Is It Stalking?
On the surface, defining the term “stalking” can seem easy. Stalking is typically defined as the act of following an individual and otherwise pushing oneself into his or her life without the individual’s consent. Showing up at a victim’s home unannounced, sending him or her unwanted packages, and sending repeated phone calls and text messages are all generally agreed to be types of stalking behavior.
Sometimes, whether an action can be considered to be an act of stalking or not is less obvious. Legally, stalking is defined as “willingly, maliciously, and repeatedly following or harassing a victim.” It is a first degree misdemeanor, punishable by up to one year in jail and a fine of up to $1,000. For an aggravated stalking conviction, which can come when the stalking is deemed to be a credible threat that causes the victim to fear for his or her safety, a guilty defendant can face up to five years in prison and a fine of up to $5,000.

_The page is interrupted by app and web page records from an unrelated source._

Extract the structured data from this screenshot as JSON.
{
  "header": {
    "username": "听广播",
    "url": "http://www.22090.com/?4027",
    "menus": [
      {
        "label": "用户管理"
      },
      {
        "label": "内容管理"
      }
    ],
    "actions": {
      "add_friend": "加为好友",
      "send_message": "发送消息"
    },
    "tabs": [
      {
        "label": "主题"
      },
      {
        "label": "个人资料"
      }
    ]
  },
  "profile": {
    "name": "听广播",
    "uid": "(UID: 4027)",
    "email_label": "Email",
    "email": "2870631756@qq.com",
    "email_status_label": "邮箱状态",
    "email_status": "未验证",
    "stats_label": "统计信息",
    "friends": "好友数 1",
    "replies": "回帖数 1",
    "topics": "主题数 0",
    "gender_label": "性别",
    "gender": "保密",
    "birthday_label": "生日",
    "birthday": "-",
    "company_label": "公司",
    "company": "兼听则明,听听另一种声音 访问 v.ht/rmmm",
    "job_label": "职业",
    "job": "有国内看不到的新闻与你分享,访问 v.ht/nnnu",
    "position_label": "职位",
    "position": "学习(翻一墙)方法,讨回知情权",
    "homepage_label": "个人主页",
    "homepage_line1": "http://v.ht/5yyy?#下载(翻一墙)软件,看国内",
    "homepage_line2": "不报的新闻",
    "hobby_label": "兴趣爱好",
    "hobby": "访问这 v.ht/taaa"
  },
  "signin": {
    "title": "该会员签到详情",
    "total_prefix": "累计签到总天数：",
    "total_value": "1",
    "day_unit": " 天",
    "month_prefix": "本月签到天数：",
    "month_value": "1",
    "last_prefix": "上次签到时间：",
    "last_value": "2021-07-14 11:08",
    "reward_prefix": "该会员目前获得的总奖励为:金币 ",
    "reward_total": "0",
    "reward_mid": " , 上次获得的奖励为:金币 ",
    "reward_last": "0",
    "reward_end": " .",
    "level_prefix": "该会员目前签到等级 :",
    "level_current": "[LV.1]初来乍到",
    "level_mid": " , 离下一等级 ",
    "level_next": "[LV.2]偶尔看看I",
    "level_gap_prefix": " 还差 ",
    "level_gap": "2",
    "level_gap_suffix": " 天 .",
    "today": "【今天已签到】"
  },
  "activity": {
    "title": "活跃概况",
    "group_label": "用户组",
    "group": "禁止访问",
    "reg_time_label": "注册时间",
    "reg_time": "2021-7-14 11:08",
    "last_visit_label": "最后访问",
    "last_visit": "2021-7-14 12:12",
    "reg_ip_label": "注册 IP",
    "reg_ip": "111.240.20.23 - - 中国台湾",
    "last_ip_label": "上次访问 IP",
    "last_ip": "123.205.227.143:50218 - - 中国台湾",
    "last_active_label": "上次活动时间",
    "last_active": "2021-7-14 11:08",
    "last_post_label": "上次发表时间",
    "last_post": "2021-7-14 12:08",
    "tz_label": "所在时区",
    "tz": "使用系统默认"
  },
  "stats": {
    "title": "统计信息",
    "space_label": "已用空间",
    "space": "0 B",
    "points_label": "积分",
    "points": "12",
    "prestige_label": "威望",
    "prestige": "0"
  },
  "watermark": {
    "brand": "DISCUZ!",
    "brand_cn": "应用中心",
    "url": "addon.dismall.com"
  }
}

To understand stalking charges better, take the time to learn about what can and cannot be considered to be stalking. There are many different types of stalking and reasons why individuals stalk others.
Looking Repeatedly at a Social Media Profile
Regularly checking an individual’s social media, sometimes known as “facebook stalking,” can be serious enough to support a stalking charge if it is done with the intention of gathering information about the victim’s location, routine, and personal life. Viewing a public social media profile frequently is not, in itself, an act of stalking.
See an Individual Regularly at his or her Workplace
Just like the example above, context is key to determining whether regular workplace visits constitute an act of stalking. When an individual visits a specific location regularly due to a recurring need, such as buying coffee from a specific shop each weekday, he or she is not stalking the employees unless he or she visits the shop with a specific, malicious intent, such as photographing an employee without his or her consent or forcing the employee into unwanted conversation and other contact.
Driving Past an Individual’s Home or Workplace Repeatedly
Again, intent is key here. Sometimes, the best route to work or through a town is past a specific house or place of business. But when an individual drives past another’s house or workplace with the specific intent to harass or intimidate him or her, he or she may be charged with stalking that individual.
Work with an Experienced Miami Criminal Defense Lawyer
If you have been accused of stalking, it is in your best interest to start working with an experienced Miami criminal defense lawyer as soon as possible. Even seemingly baseless rumors and hearsay can come back to you later and put you into a difficult legal situation that could lead to a conviction and criminal penalties. To get started with a member of our team at Ratzan & Faccidomo, LLC today, contact our office to set up your free consultation in our office.